Default Layout Prior to Fedora 14

Let’s start by describing the default disk layout for versions of Fedora at release 14 and earlier. As mentioned above, it is very simple; it contains only two partitions as shown in the following table. This is also the default partitioning for later Fedora releases that have small hard drives, i.e., less than about 75GB.

Table 1: The default Fedora disk partitioning layout up through Fedora 14.
Mount Point Partition Type Size Description
/boot EXT4 100 / 200 MB This is where the kernel and other required boot files are located. Fedora 11 uses 200MB for this partition. Releases prior to Fedora 11 used 100MB.
Volume Group Remaining disk space After the /boot partition is created, all remaining disk space is allocated to a single Volume Group. This Volume Group includes the space on all physical hard drives installed on the system.
/ EXT4 on LVM. All of Volume Group This partition contains all the rest of the available disk space in a single logical volume. This logical volume is then partitioned and formatted as EXT3 for all Fedora releases up through 10 and as EXT4 for Fedora 11.

The default disk partitioning layout created by Anaconda, the Fedora installation program, is very simple and provides a decent option for most unsophisticated or inexperienced Linux users. There is absolutely nothing wrong with it in many instances where the computer is going to be used as a desktop for an individual non-power user. Power users and those installing servers or specialized workstations should consider other options that will provide more flexibility and better use of disk space.

I use this default layout for some workstations. I also use it for testing new releases and distributions to simplify and speed installation time and because there is no reason to worry about other partitioning for a test — unless the test is about partitioning.

Default Layout For Fedora 14 and Above

Beginning with Fedora 14, the default partitioning on hard drives of 75GB and greater has changed. For hard drives with less than about 75GB the partitioning in Table 1 is still the default.

Table 2: The default Fedora disk partitioning layout for Fedora 14 and above.
Mount Point Partition Type Size Description
/boot EXT4 500MB This is where the kernel and other required boot files are located.
Volume Group Remaining disk space After the /boot partition is created, all remaining disk space is allocated to a single Volume Group. This Volume Group includes the space on all physical hard drives installed on the system.
/ EXT4 on LVM ≈50GB  The / (root) partition is allocated about 50GB of space on the Volume Group.
/home EXT4 on LVM. Rest of available disk space This partition contains all the rest of the available disk space in a single logical volume. This logical volume is then partitioned and formatted as EXT3 for all Fedora releases up through 10 and as EXT4 for Fedora 11.

This partitioning layout does provide a separate partition for /home on larger hard drives. It is a better partitioning option than a single large one.

Pros and Cons

This layout provides for maximum use of disk space with no need for administrative intervention to reallocate disk space.
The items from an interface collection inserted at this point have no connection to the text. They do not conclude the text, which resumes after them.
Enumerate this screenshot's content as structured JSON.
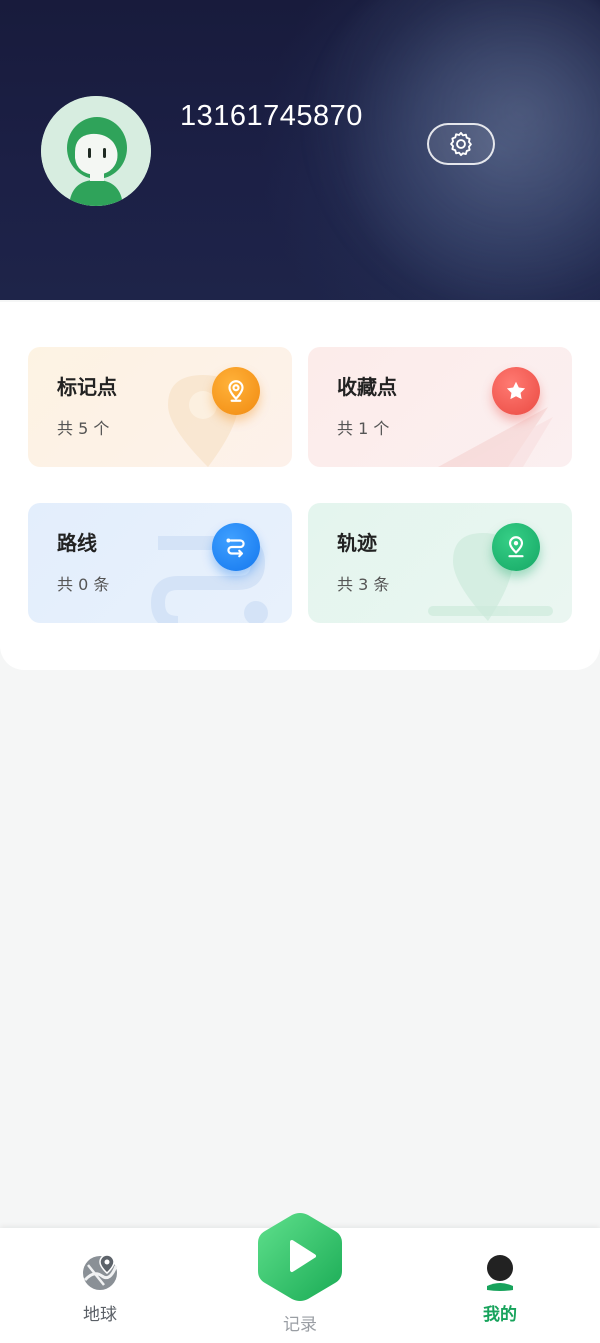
{
  "profile": {
    "phone": "13161745870"
  },
  "tiles": [
    {
      "title": "标记点",
      "count": "共 5 个",
      "icon": "location-pin-icon"
    },
    {
      "title": "收藏点",
      "count": "共 1 个",
      "icon": "star-icon"
    },
    {
      "title": "路线",
      "count": "共 0 条",
      "icon": "route-icon"
    },
    {
      "title": "轨迹",
      "count": "共 3 条",
      "icon": "track-pin-icon"
    }
  ],
  "nav": {
    "earth_label": "地球",
    "record_label": "记录",
    "mine_label": "我的"
  },
  "colors": {
    "header_bg": "#1c2046",
    "active_nav": "#18a35c",
    "orange": "#f18a10",
    "red": "#ea4a42",
    "blue": "#1477ee",
    "green": "#15a765"
  }
}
It’s primary disadvantages are that if the disk fills up due to a runaway process the entire system can crash. Loss of or damage to metadata on the only partition can be catastrophic and the entire system will have to be reinstalled.

Installation

Selecting this default layout during installation is also simple; make no changes and click the Next button.

Figure 1: To accept the default disk layout simply click on the Next button.

Figure 1: To accept the default disk layout simply click on the Next button

Note: The default selection of Replace existing Linux system is the correct option if there has never been any operating system on the selected hard drives. You may wish to make one change here, to choose the Use entire drive option if you will have any other operating systems on this computer that you want to replace.

Figure 2: Disk layout options.

Figure 2: Disk layout options.

Although the look and feel of these panels change from release to release, the options are the same or very similar. At least until Fedora 18 which has no options to easily delete or replace existing partitions. Hopefully that will change as the new Anaconda installer in Fedora 18 and higher matures.